■ **DESCRIPTION OF THE TASK**
Run through the data and copy out every line that mentions the word "Zyniak".

::::

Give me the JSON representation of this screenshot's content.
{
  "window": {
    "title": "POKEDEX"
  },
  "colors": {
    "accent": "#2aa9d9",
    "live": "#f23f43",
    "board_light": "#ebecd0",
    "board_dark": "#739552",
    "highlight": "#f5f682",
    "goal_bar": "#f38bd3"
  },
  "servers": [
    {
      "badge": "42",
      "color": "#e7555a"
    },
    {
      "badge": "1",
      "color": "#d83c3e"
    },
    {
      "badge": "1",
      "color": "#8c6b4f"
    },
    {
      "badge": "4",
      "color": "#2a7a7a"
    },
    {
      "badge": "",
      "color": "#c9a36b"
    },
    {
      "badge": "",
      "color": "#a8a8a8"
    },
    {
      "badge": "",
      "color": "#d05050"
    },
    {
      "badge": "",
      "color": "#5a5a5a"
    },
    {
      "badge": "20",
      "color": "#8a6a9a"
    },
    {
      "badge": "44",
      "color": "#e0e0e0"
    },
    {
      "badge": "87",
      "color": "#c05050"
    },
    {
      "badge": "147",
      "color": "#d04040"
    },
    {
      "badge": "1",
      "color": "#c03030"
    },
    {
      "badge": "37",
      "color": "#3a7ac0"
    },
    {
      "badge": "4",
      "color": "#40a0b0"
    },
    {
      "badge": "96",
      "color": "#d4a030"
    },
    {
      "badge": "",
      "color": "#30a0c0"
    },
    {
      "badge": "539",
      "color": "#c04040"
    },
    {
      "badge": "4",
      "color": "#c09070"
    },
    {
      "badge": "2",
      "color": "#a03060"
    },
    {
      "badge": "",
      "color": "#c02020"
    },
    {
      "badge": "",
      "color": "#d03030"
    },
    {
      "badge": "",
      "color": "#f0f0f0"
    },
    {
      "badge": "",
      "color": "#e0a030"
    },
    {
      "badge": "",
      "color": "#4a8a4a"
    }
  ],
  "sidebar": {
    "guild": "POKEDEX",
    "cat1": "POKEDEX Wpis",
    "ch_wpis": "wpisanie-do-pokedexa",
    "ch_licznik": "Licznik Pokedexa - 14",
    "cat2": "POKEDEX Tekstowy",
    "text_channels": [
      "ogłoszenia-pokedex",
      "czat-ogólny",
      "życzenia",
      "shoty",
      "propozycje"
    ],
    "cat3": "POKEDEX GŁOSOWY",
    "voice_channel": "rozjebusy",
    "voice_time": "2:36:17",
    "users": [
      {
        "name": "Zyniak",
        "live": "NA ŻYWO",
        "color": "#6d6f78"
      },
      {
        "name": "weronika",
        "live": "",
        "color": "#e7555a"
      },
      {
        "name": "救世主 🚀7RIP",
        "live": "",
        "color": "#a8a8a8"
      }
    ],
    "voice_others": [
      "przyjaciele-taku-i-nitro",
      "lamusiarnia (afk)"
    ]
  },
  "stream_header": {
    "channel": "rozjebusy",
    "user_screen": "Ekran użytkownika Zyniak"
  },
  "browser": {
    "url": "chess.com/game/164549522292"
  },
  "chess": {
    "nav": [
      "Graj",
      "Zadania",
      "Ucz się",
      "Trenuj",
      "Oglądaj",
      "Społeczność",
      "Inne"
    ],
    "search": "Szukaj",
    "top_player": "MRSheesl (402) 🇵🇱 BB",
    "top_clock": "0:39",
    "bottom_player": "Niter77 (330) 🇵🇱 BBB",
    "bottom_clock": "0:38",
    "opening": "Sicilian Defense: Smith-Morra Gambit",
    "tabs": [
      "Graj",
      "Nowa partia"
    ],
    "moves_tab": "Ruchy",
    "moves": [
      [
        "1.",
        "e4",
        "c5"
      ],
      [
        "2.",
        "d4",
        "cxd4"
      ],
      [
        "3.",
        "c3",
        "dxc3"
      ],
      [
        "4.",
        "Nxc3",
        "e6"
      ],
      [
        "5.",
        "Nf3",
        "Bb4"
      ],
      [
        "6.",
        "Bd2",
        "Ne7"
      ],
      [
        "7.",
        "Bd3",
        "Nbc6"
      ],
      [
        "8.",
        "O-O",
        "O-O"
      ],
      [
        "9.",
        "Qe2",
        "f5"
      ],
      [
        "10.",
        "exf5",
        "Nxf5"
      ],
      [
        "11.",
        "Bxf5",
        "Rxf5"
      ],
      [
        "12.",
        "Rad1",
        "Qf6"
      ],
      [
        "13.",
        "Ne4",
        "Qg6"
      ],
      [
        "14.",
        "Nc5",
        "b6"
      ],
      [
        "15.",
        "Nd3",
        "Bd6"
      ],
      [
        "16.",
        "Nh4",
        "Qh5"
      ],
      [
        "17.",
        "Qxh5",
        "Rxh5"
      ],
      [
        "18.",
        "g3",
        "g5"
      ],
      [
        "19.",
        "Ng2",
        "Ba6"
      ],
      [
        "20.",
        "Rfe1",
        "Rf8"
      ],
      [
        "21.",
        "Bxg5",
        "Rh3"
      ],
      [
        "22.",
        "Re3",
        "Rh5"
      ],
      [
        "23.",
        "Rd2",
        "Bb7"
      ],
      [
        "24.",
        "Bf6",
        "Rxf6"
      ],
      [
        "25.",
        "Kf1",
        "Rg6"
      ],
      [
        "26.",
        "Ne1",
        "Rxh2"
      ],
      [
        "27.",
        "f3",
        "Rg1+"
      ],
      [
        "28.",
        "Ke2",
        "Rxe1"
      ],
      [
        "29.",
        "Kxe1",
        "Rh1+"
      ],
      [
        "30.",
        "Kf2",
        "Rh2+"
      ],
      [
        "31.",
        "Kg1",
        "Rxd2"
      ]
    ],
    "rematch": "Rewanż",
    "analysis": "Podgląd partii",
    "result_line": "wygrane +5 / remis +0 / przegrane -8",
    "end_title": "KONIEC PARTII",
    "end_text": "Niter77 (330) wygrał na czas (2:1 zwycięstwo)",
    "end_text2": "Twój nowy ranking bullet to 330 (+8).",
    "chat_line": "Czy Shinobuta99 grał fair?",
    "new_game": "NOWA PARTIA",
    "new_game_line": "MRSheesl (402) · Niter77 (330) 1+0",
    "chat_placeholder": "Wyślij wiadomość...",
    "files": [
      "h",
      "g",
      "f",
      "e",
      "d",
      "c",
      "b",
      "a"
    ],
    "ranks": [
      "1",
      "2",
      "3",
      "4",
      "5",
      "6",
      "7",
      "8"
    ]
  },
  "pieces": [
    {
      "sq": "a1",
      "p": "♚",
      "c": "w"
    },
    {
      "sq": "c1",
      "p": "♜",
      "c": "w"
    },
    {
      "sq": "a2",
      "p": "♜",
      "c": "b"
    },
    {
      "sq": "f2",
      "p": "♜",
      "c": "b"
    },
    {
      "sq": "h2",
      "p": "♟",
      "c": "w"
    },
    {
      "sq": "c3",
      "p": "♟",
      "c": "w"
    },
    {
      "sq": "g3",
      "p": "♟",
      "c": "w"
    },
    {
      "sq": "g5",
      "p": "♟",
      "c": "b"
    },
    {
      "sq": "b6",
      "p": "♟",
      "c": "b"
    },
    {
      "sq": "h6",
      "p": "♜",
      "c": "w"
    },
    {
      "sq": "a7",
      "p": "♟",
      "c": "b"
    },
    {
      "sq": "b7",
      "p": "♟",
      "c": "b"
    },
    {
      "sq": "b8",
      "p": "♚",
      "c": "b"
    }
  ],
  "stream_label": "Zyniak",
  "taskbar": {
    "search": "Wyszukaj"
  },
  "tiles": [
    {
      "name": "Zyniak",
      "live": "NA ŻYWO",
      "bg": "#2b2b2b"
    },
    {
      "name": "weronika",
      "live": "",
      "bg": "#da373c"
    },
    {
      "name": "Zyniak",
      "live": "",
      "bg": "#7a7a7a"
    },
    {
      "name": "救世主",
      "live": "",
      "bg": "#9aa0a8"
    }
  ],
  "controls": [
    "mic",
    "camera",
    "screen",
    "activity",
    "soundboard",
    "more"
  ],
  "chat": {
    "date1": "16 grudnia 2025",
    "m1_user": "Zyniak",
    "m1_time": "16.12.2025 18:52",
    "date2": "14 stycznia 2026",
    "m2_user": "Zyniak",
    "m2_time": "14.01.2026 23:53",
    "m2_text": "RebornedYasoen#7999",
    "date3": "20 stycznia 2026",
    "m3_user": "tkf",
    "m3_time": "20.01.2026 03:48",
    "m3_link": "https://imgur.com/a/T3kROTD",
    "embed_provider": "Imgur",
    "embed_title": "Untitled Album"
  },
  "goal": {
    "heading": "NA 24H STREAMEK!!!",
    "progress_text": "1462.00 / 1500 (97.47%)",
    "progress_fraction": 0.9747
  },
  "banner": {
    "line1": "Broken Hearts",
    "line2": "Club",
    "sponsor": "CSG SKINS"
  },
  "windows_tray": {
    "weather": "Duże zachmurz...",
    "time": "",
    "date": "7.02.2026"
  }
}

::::

■ **ANSWER BELOW**
        "name": "Zyniak",
    "user_screen": "Ekran użytkownika Zyniak"
  "stream_label": "Zyniak",
      "name": "Zyniak",
      "name": "Zyniak",
    "m1_user": "Zyniak",
    "m2_user": "Zyniak",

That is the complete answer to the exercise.